Citation: Li S, Cai J, Lu H, Mao S, Dai S, Hu J, Wang L, Hua X, Xu H, Tian B, Zhao Y and Hua Y (2019) N4-Cytosine DNA Methylation Is Involved in the Maintenance of Genomic Stability in Deinococcus radiodurans. Front. Microbiol. 10:1905. doi: 10.3389/fmicb.2019.01905
Received: 01 May 2019; Accepted: 05 August 2019;
Published: 21 August 2019.
Edited by:Jennifer F. Biddle, University of Delaware, United States
Reviewed by:Thomas E. Hanson, University of Delaware, United States
Sibel Kucukyildirim, Hacettepe University, Turkey
Copyright © 2019 Li, Cai, Lu, Mao, Dai, Hu, Wang, Hua, Xu, Tian, Zhao and Hua. This is an open-access article distributed under the terms of the Creative Commons Attribution License (CC BY). The use, distribution or reproduction in other forums is permitted, provided the original author(s) and the copyright owner(s) are credited and that the original publication in this journal is cited, in accordance with accepted academic practice. No use, distribution or reproduction is permitted which does not comply with these terms.

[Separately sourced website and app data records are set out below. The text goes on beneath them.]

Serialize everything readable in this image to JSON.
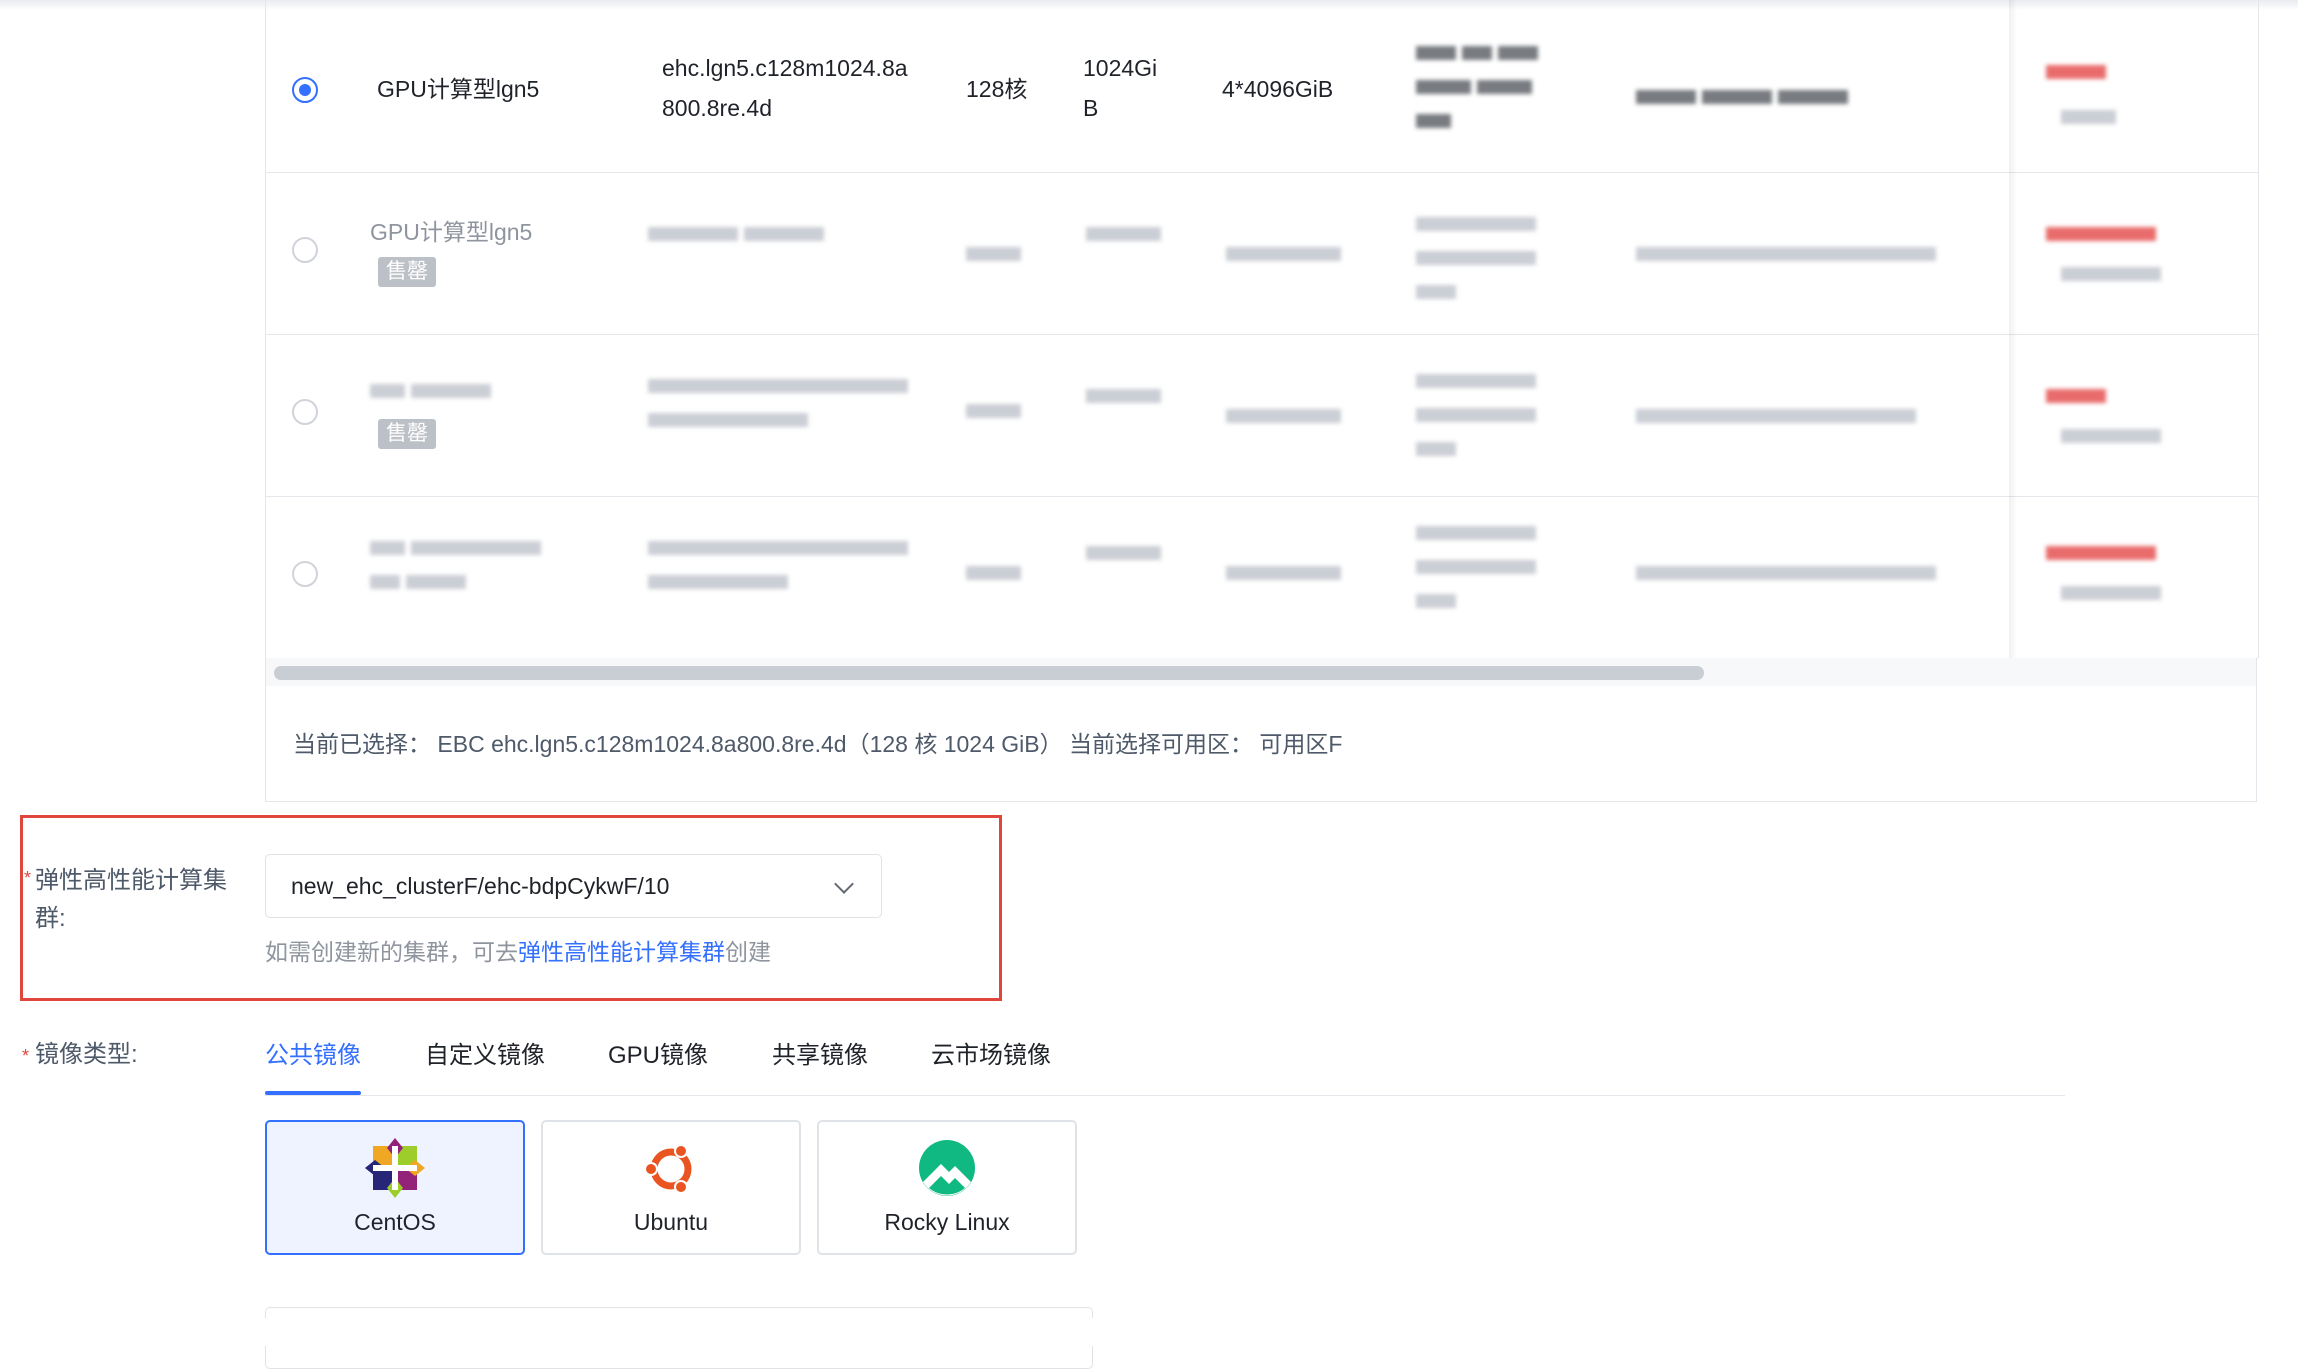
{
  "flavor_table": {
    "rows": [
      {
        "selected": true,
        "name": "GPU计算型lgn5",
        "spec_line1": "ehc.lgn5.c128m1024.8a",
        "spec_line2": "800.8re.4d",
        "vcpu": "128核",
        "mem_line1": "1024Gi",
        "mem_line2": "B",
        "disk": "4*4096GiB",
        "sold_out": ""
      },
      {
        "selected": false,
        "name": "GPU计算型lgn5",
        "sold_out": "售罄"
      },
      {
        "selected": false,
        "name": "",
        "sold_out": "售罄"
      },
      {
        "selected": false,
        "name": "",
        "sold_out": ""
      }
    ]
  },
  "summary": {
    "text": "当前已选择： EBC ehc.lgn5.c128m1024.8a800.8re.4d（128 核 1024 GiB） 当前选择可用区： 可用区F"
  },
  "cluster": {
    "required_mark": "*",
    "label_line1": "弹性高性能计算集",
    "label_line2": "群:",
    "selected_value": "new_ehc_clusterF/ehc-bdpCykwF/10",
    "hint_prefix": "如需创建新的集群，可去",
    "hint_link": "弹性高性能计算集群",
    "hint_suffix": "创建"
  },
  "image_type": {
    "required_mark": "*",
    "label": "镜像类型:",
    "tabs": [
      "公共镜像",
      "自定义镜像",
      "GPU镜像",
      "共享镜像",
      "云市场镜像"
    ],
    "active_tab": "公共镜像",
    "os_options": [
      {
        "label": "CentOS",
        "icon": "centos-icon",
        "selected": true
      },
      {
        "label": "Ubuntu",
        "icon": "ubuntu-icon",
        "selected": false
      },
      {
        "label": "Rocky Linux",
        "icon": "rocky-linux-icon",
        "selected": false
      }
    ]
  },
  "colors": {
    "accent": "#3370ff",
    "highlight_box": "#e0463b"
  }
}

*Correspondence: Yuejin Hua, firstname.lastname@example.org